“The left front axle assembly that failed on the accident vehicle had an earlier modification to the axle housing that had been recommended by Ride The Ducks International but did not have an associated service bulletin,” according to the report.
The NTSB report doesn’t describe what that modification entailed, or whether it contributed to the accident.
The revelation came as the state Utilities and Transportation Commission (UTC) held a hearing Tuesday that outlined the next steps in its own investigation into the company.
The UTC — which regulates commercial-passenger carriers around the state — has suspended the company’s operations pending a full investigation of its fleet and safety and operational practices.
In Tuesday’s hearing, an administrative-law judge ordered the UTC to provide its investigation report on Dec. 15.
While attorneys for the company had expressed hope that some smaller Duck vehicles could be returned to service this month, Judge Gregory Kopta said that a hearing on whether to lift the company’s suspension likely wouldn’t come before January.
The UTC team investigating the company has, among other things, inspected the smaller Ride the Ducks vehicles and is scheduled to inspect in mid-November the type involved in the deadly crash, according to a UTC staff member at the hearing.
In a complaint against the company, the UTC has alleged that Ride the Ducks Seattle broke federal safety laws and state rules, and that at least one of the vehicles was operated in an “unsafe manner.”
In a hearing before the UTC in early October, an attorney for the company announced that Duck vehicles would no longer use the Aurora Bridge and expressed hope that the smaller Duck vehicles, with a design different from the one involved in the collision, could be returned to service after clearing inspection.
Those types of Duck vehicles don’t have any questions over mechanical issues regarding a wheel axle, which is part of the focus of investigations into the collision.
Witnesses to the collision have said the Ride the Ducks vehicle appeared to have a mechanical problem with its left front wheel before swerving and crossing the narrow bridge’s centerline and careening into a charter bus owned by Bellair Charters & Airporter.
One of the crash survivors, a Korean student, is suing the company, as well as the Atlanta-based Ride the Ducks International over the axle issue.

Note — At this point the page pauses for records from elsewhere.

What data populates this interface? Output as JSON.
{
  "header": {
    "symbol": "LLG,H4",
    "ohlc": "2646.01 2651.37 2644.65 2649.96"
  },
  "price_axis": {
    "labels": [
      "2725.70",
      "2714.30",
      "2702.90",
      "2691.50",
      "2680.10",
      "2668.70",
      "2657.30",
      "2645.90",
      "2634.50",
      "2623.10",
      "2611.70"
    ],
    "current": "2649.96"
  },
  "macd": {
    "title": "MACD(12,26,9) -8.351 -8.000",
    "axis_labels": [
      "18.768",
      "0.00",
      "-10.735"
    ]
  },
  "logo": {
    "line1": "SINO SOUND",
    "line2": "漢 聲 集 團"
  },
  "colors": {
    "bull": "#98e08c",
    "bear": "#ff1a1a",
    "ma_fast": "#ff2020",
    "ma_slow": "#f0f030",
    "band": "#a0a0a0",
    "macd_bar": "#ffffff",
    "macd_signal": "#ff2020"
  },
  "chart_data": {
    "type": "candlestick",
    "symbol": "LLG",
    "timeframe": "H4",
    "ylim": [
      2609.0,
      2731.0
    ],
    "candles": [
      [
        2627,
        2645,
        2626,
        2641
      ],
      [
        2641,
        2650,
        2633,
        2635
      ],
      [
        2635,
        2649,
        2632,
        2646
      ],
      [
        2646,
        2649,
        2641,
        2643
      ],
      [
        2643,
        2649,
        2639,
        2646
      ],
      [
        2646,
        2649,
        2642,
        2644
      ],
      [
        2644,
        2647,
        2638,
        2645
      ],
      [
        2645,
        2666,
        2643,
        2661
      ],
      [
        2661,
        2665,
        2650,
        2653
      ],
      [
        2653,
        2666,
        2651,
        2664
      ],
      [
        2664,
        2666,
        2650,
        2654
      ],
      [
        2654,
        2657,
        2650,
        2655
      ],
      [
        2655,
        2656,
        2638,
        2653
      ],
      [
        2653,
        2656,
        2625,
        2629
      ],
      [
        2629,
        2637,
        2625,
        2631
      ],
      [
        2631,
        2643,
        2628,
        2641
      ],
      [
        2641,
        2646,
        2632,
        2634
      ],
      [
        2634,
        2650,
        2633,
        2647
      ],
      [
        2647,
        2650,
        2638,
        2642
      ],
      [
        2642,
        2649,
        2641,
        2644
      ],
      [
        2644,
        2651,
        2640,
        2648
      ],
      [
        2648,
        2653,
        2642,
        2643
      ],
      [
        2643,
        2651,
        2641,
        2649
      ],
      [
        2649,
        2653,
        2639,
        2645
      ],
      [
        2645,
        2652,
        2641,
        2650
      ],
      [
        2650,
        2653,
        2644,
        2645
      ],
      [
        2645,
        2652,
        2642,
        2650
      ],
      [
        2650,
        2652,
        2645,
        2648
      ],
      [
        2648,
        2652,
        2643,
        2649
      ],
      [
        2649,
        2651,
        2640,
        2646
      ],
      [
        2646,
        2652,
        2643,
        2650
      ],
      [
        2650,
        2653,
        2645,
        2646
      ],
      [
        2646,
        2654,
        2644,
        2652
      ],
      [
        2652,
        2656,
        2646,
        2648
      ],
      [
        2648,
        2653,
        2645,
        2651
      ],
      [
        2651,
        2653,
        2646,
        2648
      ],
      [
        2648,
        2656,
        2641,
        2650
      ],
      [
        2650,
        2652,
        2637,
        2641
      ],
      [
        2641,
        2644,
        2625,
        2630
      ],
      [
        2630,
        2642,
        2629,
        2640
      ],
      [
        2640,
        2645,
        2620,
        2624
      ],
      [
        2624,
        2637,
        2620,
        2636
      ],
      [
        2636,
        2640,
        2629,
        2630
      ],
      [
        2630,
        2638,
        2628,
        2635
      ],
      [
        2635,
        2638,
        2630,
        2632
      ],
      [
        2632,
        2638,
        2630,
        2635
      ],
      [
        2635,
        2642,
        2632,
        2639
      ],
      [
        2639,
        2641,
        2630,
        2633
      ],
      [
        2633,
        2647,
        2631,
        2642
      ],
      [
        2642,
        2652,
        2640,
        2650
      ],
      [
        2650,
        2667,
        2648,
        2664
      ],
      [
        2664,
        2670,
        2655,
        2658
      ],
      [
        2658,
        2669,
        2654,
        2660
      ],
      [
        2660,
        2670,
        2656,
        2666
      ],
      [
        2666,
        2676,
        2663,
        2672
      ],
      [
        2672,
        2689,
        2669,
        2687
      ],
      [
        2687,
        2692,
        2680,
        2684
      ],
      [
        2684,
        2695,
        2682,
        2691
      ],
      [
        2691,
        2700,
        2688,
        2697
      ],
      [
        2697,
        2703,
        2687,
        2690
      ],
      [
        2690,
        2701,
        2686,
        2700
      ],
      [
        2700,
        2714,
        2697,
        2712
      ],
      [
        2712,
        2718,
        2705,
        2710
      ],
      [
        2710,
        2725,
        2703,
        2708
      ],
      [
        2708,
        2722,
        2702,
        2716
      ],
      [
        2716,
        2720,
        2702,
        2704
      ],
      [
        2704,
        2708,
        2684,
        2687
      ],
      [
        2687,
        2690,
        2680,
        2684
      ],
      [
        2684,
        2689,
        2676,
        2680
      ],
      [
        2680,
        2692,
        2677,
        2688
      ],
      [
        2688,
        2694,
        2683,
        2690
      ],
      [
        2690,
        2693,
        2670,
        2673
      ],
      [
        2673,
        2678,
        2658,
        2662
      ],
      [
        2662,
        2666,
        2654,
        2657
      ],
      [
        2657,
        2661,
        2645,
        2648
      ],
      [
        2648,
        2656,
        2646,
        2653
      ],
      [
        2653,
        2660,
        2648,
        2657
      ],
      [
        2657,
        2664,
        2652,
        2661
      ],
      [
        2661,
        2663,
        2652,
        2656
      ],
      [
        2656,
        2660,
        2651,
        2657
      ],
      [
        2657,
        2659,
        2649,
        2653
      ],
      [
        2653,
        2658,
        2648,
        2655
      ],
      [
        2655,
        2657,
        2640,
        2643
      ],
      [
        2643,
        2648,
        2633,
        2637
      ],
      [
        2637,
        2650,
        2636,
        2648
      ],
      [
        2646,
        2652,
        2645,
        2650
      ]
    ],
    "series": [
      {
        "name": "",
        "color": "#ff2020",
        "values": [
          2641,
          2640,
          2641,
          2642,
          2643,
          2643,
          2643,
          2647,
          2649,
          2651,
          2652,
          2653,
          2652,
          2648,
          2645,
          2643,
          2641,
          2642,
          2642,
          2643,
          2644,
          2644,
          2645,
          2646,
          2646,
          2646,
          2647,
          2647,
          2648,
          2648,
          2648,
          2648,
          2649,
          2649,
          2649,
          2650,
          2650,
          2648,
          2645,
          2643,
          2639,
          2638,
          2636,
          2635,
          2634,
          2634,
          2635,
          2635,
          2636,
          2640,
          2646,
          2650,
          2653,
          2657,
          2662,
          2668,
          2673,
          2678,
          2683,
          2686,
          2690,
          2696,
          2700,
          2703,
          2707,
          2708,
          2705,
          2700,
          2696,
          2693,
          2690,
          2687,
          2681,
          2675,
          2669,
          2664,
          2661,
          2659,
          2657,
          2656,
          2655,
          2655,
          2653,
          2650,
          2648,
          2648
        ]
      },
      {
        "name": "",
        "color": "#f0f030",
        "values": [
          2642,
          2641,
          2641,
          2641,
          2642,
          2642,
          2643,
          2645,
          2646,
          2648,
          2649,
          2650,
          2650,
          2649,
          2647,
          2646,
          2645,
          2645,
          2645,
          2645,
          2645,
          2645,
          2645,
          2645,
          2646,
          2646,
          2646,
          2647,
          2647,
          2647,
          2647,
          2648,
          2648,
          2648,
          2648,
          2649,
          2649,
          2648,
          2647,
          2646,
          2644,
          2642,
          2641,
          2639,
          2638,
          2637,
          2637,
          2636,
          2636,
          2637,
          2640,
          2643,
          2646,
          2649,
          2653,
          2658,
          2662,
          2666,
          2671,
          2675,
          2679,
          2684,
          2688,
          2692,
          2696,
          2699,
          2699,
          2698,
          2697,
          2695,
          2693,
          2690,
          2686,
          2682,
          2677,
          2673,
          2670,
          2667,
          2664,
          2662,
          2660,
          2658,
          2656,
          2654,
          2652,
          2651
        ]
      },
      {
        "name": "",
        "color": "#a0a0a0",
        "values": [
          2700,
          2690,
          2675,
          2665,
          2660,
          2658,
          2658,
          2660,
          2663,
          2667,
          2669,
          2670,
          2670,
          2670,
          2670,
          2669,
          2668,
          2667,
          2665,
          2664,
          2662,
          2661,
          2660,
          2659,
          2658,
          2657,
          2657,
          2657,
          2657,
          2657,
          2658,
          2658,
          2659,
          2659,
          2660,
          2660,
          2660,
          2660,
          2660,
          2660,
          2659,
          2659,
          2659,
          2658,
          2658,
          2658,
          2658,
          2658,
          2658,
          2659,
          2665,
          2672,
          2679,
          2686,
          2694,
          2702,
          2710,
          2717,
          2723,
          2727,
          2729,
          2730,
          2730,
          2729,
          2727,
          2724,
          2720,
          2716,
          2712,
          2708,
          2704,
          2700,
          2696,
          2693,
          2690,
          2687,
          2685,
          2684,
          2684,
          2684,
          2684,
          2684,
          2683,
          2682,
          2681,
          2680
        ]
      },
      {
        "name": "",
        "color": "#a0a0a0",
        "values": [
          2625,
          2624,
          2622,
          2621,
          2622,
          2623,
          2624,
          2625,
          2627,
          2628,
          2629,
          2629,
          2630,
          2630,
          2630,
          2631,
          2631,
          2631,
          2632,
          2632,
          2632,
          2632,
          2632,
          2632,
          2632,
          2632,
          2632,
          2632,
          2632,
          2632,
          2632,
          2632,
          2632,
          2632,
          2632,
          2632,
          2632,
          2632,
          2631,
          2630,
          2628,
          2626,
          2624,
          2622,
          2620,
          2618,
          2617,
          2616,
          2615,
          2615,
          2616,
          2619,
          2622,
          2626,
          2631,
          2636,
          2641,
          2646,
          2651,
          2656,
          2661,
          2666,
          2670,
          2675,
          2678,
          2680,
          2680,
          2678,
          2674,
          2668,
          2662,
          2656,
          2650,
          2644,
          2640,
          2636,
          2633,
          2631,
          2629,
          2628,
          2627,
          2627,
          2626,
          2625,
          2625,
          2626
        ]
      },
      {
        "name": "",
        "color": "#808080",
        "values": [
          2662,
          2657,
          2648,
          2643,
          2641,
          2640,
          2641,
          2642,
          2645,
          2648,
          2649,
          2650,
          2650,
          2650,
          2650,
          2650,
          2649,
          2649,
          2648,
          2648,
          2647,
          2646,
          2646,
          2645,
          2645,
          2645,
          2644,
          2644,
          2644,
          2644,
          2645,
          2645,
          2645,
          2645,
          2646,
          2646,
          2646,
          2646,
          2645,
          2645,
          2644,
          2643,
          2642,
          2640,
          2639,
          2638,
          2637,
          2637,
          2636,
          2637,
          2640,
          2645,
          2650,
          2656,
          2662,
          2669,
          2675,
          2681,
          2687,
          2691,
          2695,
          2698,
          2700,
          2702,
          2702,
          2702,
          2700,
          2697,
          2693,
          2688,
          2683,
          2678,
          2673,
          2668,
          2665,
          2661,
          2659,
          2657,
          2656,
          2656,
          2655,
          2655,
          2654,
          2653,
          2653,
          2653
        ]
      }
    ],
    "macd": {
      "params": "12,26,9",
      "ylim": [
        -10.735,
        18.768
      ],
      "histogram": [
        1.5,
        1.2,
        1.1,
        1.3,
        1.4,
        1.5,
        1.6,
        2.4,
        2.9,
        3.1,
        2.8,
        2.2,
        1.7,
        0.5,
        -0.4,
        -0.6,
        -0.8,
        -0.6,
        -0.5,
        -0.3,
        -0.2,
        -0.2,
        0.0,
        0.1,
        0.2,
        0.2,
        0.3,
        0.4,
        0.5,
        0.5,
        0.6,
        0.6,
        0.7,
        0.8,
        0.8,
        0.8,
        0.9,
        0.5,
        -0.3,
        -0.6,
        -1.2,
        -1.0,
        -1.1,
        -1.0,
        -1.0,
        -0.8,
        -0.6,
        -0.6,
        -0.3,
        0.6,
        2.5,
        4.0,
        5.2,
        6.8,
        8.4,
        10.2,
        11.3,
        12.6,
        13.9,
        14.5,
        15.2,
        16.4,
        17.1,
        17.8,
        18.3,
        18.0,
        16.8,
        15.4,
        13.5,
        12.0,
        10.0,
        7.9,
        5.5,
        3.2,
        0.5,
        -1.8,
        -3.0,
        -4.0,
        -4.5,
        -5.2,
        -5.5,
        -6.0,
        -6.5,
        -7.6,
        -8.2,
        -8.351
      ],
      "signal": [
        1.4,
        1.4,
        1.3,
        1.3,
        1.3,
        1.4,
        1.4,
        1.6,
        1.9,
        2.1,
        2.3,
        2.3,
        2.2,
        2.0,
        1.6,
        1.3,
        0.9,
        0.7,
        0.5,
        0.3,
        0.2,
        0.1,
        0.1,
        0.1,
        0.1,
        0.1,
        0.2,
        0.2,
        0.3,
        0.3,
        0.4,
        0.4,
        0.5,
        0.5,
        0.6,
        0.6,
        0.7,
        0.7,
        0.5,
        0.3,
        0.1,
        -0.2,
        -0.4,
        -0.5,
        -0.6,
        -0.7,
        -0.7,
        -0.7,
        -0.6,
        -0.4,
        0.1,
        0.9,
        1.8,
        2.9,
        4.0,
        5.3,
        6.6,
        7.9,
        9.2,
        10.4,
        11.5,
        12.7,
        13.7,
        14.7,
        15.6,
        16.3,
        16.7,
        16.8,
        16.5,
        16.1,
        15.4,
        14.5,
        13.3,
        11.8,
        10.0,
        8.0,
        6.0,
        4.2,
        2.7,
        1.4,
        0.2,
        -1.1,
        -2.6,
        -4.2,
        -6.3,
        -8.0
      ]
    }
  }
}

The UTC investigation isn’t just examining circumstances around the Sept. 24 crash but also inspecting the safety of the all the Duck vehicles and reviewing the company’s maintenance and training practices.
In mid-October, the company announced that once it resumes service, it would add a second crew member to its vehicles.
Tom Norwalk, CEO and president of Visit Seattle, called on the UTC to allow at least some inspected duck vehicles to begin operating again.
While he acknowledged that “certainly the safety issue is critical,” Norwalk said it wasn’t fair to suspend an entire company’s operations over one accident.
“You investigate and you try to make some improvements, but you don’t just shut them down,” Norwalk said Monday.
Patricia Buchanan, attorney for Ride the Ducks Seattle, said at the Tuesday hearing that getting the company’s “130 employees back to work is a paramount concern.”
A spokesman representing Ride the Ducks Seattle on Tuesday didn’t respond to requests for comment regarding the NTSB report.
The crash also rekindled years of safety concerns that transportation officials and lawmakers have had about the Aurora Bridge. Traffic on the span is squeezed onto the tightest six-lane highway bridge in the state, and there is no median.
Shortly after the accident, legislators asked city and state transportation officials to come up with ideas to improve safety on the bridge.